__What needs to be done__
Your output should repeat the entries below exactly. It should contain no images.

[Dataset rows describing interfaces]
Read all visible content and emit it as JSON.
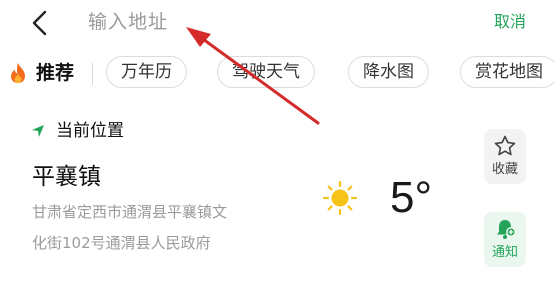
{
  "header": {
    "search_placeholder": "输入地址",
    "cancel_label": "取消"
  },
  "recommend": {
    "label": "推荐",
    "chips": [
      "万年历",
      "驾驶天气",
      "降水图",
      "赏花地图"
    ]
  },
  "current_location": {
    "label": "当前位置",
    "town": "平襄镇",
    "address_line1": "甘肃省定西市通渭县平襄镇文",
    "address_line2": "化街102号通渭县人民政府",
    "temperature": "5°",
    "weather_icon": "sun-icon"
  },
  "actions": {
    "favorite_label": "收藏",
    "notify_label": "通知"
  },
  "colors": {
    "accent": "#22a559",
    "annotation_arrow": "#d42a2a"
  }
}
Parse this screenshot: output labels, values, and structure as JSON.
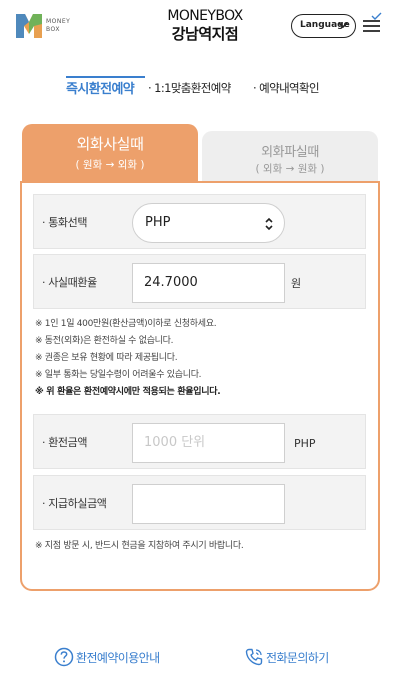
{
  "header": {
    "logo_text_line1": "MONEY",
    "logo_text_line2": "BOX",
    "brand_line1": "MONEYBOX",
    "brand_line2": "강남역지점",
    "language_label": "Language"
  },
  "nav": {
    "tab1": "즉시환전예약",
    "tab2": "· 1:1맞춤환전예약",
    "tab3": "· 예약내역확인"
  },
  "trade_tabs": {
    "buy_title": "외화사실때",
    "buy_sub": "( 원화 → 외화 )",
    "sell_title": "외화파실때",
    "sell_sub": "( 외화 → 원화 )"
  },
  "form": {
    "currency_label": "· 통화선택",
    "currency_value": "PHP",
    "rate_label": "· 사실때환율",
    "rate_value": "24.7000",
    "rate_unit": "원",
    "amount_label": "· 환전금액",
    "amount_placeholder": "1000 단위",
    "amount_unit": "PHP",
    "pay_label": "· 지급하실금액",
    "pay_value": ""
  },
  "notes": [
    "※ 1인 1일 400만원(환산금액)이하로 신청하세요.",
    "※ 동전(외화)은 환전하실 수 없습니다.",
    "※ 권종은 보유 현황에 따라 제공됩니다.",
    "※ 일부 통화는 당일수령이 어려울수 있습니다.",
    "※ 위 환율은 환전예약시에만 적용되는 환율입니다."
  ],
  "bottom_note": "※ 지점 방문 시, 반드시 현금을 지참하여 주시기 바랍니다.",
  "footer": {
    "guide_label": "환전예약이용안내",
    "call_label": "전화문의하기"
  },
  "colors": {
    "accent_orange": "#eda06b",
    "accent_blue": "#3a7fce"
  }
}
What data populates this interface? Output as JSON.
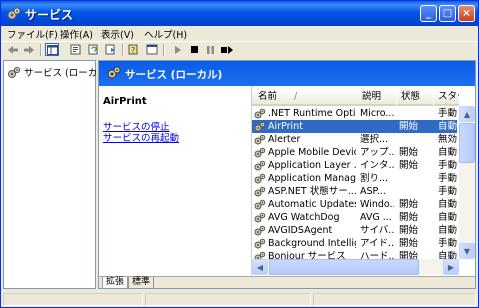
{
  "window": {
    "title": "サービス",
    "min_glyph": "_",
    "max_glyph": "□",
    "close_glyph": "×"
  },
  "menu": [
    {
      "label": "ファイル(F)",
      "name": "menu-file"
    },
    {
      "label": "操作(A)",
      "name": "menu-action"
    },
    {
      "label": "表示(V)",
      "name": "menu-view"
    },
    {
      "label": "ヘルプ(H)",
      "name": "menu-help"
    }
  ],
  "toolbar": {
    "back_icon": "back-arrow-icon",
    "forward_icon": "forward-arrow-icon"
  },
  "tree": {
    "item_label": "サービス (ローカル)"
  },
  "pane": {
    "header": "サービス (ローカル)",
    "selected_service": "AirPrint",
    "links": [
      "サービスの停止",
      "サービスの再起動"
    ]
  },
  "list": {
    "columns": [
      "名前",
      "説明",
      "状態",
      "スタートアップの種類"
    ],
    "sort_indicator": "/",
    "rows": [
      {
        "name": ".NET Runtime Opti...",
        "desc": "Micro...",
        "status": "",
        "startup": "手動"
      },
      {
        "name": "AirPrint",
        "desc": "",
        "status": "開始",
        "startup": "自動",
        "selected": true
      },
      {
        "name": "Alerter",
        "desc": "選択...",
        "status": "",
        "startup": "無効"
      },
      {
        "name": "Apple Mobile Device",
        "desc": "アップ...",
        "status": "開始",
        "startup": "自動"
      },
      {
        "name": "Application Layer ...",
        "desc": "インタ...",
        "status": "開始",
        "startup": "手動"
      },
      {
        "name": "Application Manage...",
        "desc": "割り...",
        "status": "",
        "startup": "手動"
      },
      {
        "name": "ASP.NET 状態サー...",
        "desc": "ASP...",
        "status": "",
        "startup": "手動"
      },
      {
        "name": "Automatic Updates",
        "desc": "Windo...",
        "status": "開始",
        "startup": "自動"
      },
      {
        "name": "AVG WatchDog",
        "desc": "AVG ...",
        "status": "開始",
        "startup": "自動"
      },
      {
        "name": "AVGIDSAgent",
        "desc": "サイバ...",
        "status": "開始",
        "startup": "自動"
      },
      {
        "name": "Background Intellig...",
        "desc": "アイド...",
        "status": "開始",
        "startup": "手動"
      },
      {
        "name": "Bonjour サービス",
        "desc": "ハード...",
        "status": "開始",
        "startup": "自動"
      }
    ]
  },
  "tabs": [
    "拡張",
    "標準"
  ],
  "colors": {
    "accent": "#316ac5",
    "title_bar": "#0055e5",
    "link": "#0000ee"
  }
}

__Result of the task__
Read all visible content and emit it as JSON.
{
  "header": {
    "search_placeholder": "输入地址",
    "cancel_label": "取消"
  },
  "recommend": {
    "label": "推荐",
    "chips": [
      "万年历",
      "驾驶天气",
      "降水图",
      "赏花地图"
    ]
  },
  "current_location": {
    "label": "当前位置",
    "town": "平襄镇",
    "address_line1": "甘肃省定西市通渭县平襄镇文",
    "address_line2": "化街102号通渭县人民政府",
    "temperature": "5°",
    "weather_icon": "sun-icon"
  },
  "actions": {
    "favorite_label": "收藏",
    "notify_label": "通知"
  },
  "colors": {
    "accent": "#22a559",
    "annotation_arrow": "#d42a2a"
  }
}
Parse this screenshot: output labels, values, and structure as JSON.
{
  "header": {
    "logo_text_line1": "MONEY",
    "logo_text_line2": "BOX",
    "brand_line1": "MONEYBOX",
    "brand_line2": "강남역지점",
    "language_label": "Language"
  },
  "nav": {
    "tab1": "즉시환전예약",
    "tab2": "· 1:1맞춤환전예약",
    "tab3": "· 예약내역확인"
  },
  "trade_tabs": {
    "buy_title": "외화사실때",
    "buy_sub": "( 원화 → 외화 )",
    "sell_title": "외화파실때",
    "sell_sub": "( 외화 → 원화 )"
  },
  "form": {
    "currency_label": "· 통화선택",
    "currency_value": "PHP",
    "rate_label": "· 사실때환율",
    "rate_value": "24.7000",
    "rate_unit": "원",
    "amount_label": "· 환전금액",
    "amount_placeholder": "1000 단위",
    "amount_unit": "PHP",
    "pay_label": "· 지급하실금액",
    "pay_value": ""
  },
  "notes": [
    "※ 1인 1일 400만원(환산금액)이하로 신청하세요.",
    "※ 동전(외화)은 환전하실 수 없습니다.",
    "※ 권종은 보유 현황에 따라 제공됩니다.",
    "※ 일부 통화는 당일수령이 어려울수 있습니다.",
    "※ 위 환율은 환전예약시에만 적용되는 환율입니다."
  ],
  "bottom_note": "※ 지점 방문 시, 반드시 현금을 지참하여 주시기 바랍니다.",
  "footer": {
    "guide_label": "환전예약이용안내",
    "call_label": "전화문의하기"
  },
  "colors": {
    "accent_orange": "#eda06b",
    "accent_blue": "#3a7fce"
  }
}
What data populates this interface? Output as JSON.
{
  "window": {
    "title": "サービス",
    "min_glyph": "_",
    "max_glyph": "□",
    "close_glyph": "×"
  },
  "menu": [
    {
      "label": "ファイル(F)",
      "name": "menu-file"
    },
    {
      "label": "操作(A)",
      "name": "menu-action"
    },
    {
      "label": "表示(V)",
      "name": "menu-view"
    },
    {
      "label": "ヘルプ(H)",
      "name": "menu-help"
    }
  ],
  "toolbar": {
    "back_icon": "back-arrow-icon",
    "forward_icon": "forward-arrow-icon"
  },
  "tree": {
    "item_label": "サービス (ローカル)"
  },
  "pane": {
    "header": "サービス (ローカル)",
    "selected_service": "AirPrint",
    "links": [
      "サービスの停止",
      "サービスの再起動"
    ]
  },
  "list": {
    "columns": [
      "名前",
      "説明",
      "状態",
      "スタートアップの種類"
    ],
    "sort_indicator": "/",
    "rows": [
      {
        "name": ".NET Runtime Opti...",
        "desc": "Micro...",
        "status": "",
        "startup": "手動"
      },
      {
        "name": "AirPrint",
        "desc": "",
        "status": "開始",
        "startup": "自動",
        "selected": true
      },
      {
        "name": "Alerter",
        "desc": "選択...",
        "status": "",
        "startup": "無効"
      },
      {
        "name": "Apple Mobile Device",
        "desc": "アップ...",
        "status": "開始",
        "startup": "自動"
      },
      {
        "name": "Application Layer ...",
        "desc": "インタ...",
        "status": "開始",
        "startup": "手動"
      },
      {
        "name": "Application Manage...",
        "desc": "割り...",
        "status": "",
        "startup": "手動"
      },
      {
        "name": "ASP.NET 状態サー...",
        "desc": "ASP...",
        "status": "",
        "startup": "手動"
      },
      {
        "name": "Automatic Updates",
        "desc": "Windo...",
        "status": "開始",
        "startup": "自動"
      },
      {
        "name": "AVG WatchDog",
        "desc": "AVG ...",
        "status": "開始",
        "startup": "自動"
      },
      {
        "name": "AVGIDSAgent",
        "desc": "サイバ...",
        "status": "開始",
        "startup": "自動"
      },
      {
        "name": "Background Intellig...",
        "desc": "アイド...",
        "status": "開始",
        "startup": "手動"
      },
      {
        "name": "Bonjour サービス",
        "desc": "ハード...",
        "status": "開始",
        "startup": "自動"
      }
    ]
  },
  "tabs": [
    "拡張",
    "標準"
  ],
  "colors": {
    "accent": "#316ac5",
    "title_bar": "#0055e5",
    "link": "#0000ee"
  }
}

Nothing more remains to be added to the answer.